The course is set to be available from next September

Trinity is launching a new degree for primary school teaching through Irish in the Marino Institute of Education. The new Bachelor in Education is to be made available from September 2019, Minister for Education and Skills Richard Bruton announced this morning.

The launch of this new Level 8 course follows a widely publicised shortage of primary school teachers across Ireland, and is part of Bruton’s overall plan to ensure that the supply of teachers is sufficient to meet demand.

Trinity is accrediting the course alongside the Teaching Council. Speaking at the launch today, Vice-Provost Professor Chris Morash said Trinity was “very pleased to grant accreditation to this degree”. He noted that it is “wonderful that our institutes are responding in such a practical way to the needs of the Irish Medium-Educational Sector”.

This new degree will not only meet the shortage in staff supply for Gaeltacht schools and Gaelscoileanna across the country, but also offers an opportunity for students with a keen interest in the Irish language to study teaching through Irish. Students who secure a place on the course may benefit from bursaries, Bloc Gaeilge in the Institute apartments, and will carry out all school placements in Gaeltacht and Irish-Medium schools.

At the launch of the course earlier today, Bruton stated that: “This represents an important advancement in the work which I am undertaking in increasing the number of teachers who can teach through the medium of Irish in the Gaeltacht and in the Irish-Medium sector in general.”

“Although we are hiring more teachers now than ever before – 6,000 over the past two years, I recognise that challenges exist,” continued Bruton. “Today’s announcement is one of a range of measures I am taking to address the issues that schools are seeing on the ground. Graduates of this All-Irish programme will greatly enhance the supply of primary school teachers for Gaeltacht and All-Irish schools.”

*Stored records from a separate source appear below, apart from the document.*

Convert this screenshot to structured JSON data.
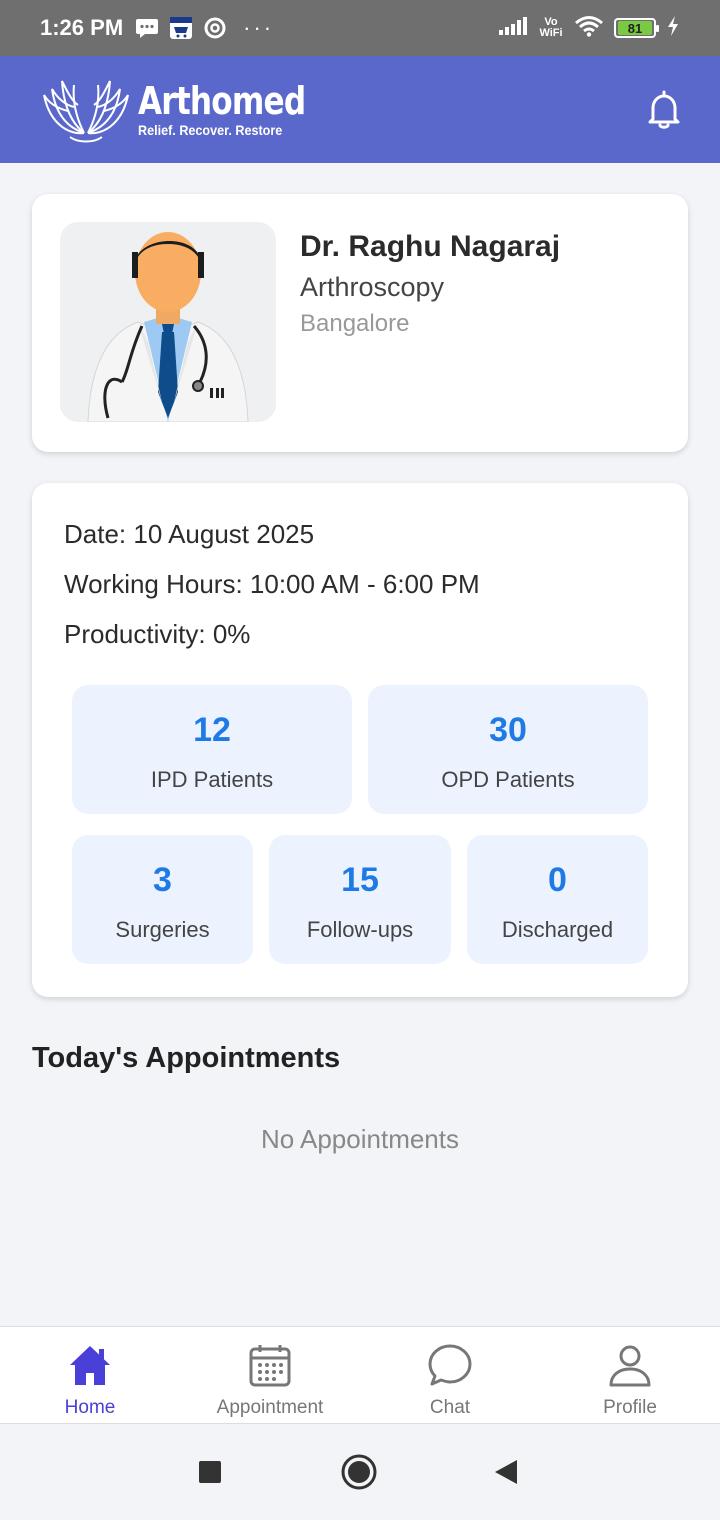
{
  "status_bar": {
    "time": "1:26 PM",
    "icons": [
      "message-icon",
      "amazon-icon",
      "at-icon",
      "signal-icon",
      "vowifi-icon",
      "wifi-icon",
      "charging-icon"
    ],
    "dots": "···",
    "battery": "81",
    "vowifi": "Vo WiFi"
  },
  "header": {
    "brand_name": "Arthomed",
    "brand_tagline": "Relief. Recover. Restore",
    "bg_color": "#5b68cb"
  },
  "doctor": {
    "name": "Dr. Raghu Nagaraj",
    "specialty": "Arthroscopy",
    "city": "Bangalore"
  },
  "summary": {
    "date": "Date: 10 August 2025",
    "working_hours": "Working Hours: 10:00 AM - 6:00 PM",
    "productivity": "Productivity: 0%"
  },
  "stats": {
    "ipd": {
      "value": "12",
      "label": "IPD Patients"
    },
    "opd": {
      "value": "30",
      "label": "OPD Patients"
    },
    "surgeries": {
      "value": "3",
      "label": "Surgeries"
    },
    "followups": {
      "value": "15",
      "label": "Follow-ups"
    },
    "discharged": {
      "value": "0",
      "label": "Discharged"
    },
    "accent_color": "#1e7be5"
  },
  "appointments": {
    "title": "Today's Appointments",
    "empty_message": "No Appointments"
  },
  "bottom_nav": {
    "items": [
      {
        "label": "Home",
        "icon": "home-icon",
        "active": true
      },
      {
        "label": "Appointment",
        "icon": "calendar-icon",
        "active": false
      },
      {
        "label": "Chat",
        "icon": "chat-icon",
        "active": false
      },
      {
        "label": "Profile",
        "icon": "profile-icon",
        "active": false
      }
    ],
    "active_color": "#4a3fd6"
  },
  "system_nav": {
    "icons": [
      "recent-apps-icon",
      "home-circle-icon",
      "back-icon"
    ]
  }
}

Dr Teresa O’Doherty, President of the Marino Institute for Education, stressed the importance of training “teachers with a high level of ability in Irish, who have an in-depth knowledge of immersion education and the ability to teach all of the Curriculum subjects through Irish.”

While demand for primary school teachers currently exceeds supply, this year’s Central Applications Office (CAO) data showed an 8% increase in those with first choice applications in primary school teaching. This is conducive to Bruton’s plan for tackling teacher supply issues, with this increase in demand for teaching courses set to ensure a higher turn-out of graduates in 2022, while the 35 graduate students of the newly launched Bachelor of Education through Irish are due to enter the work force in 2023.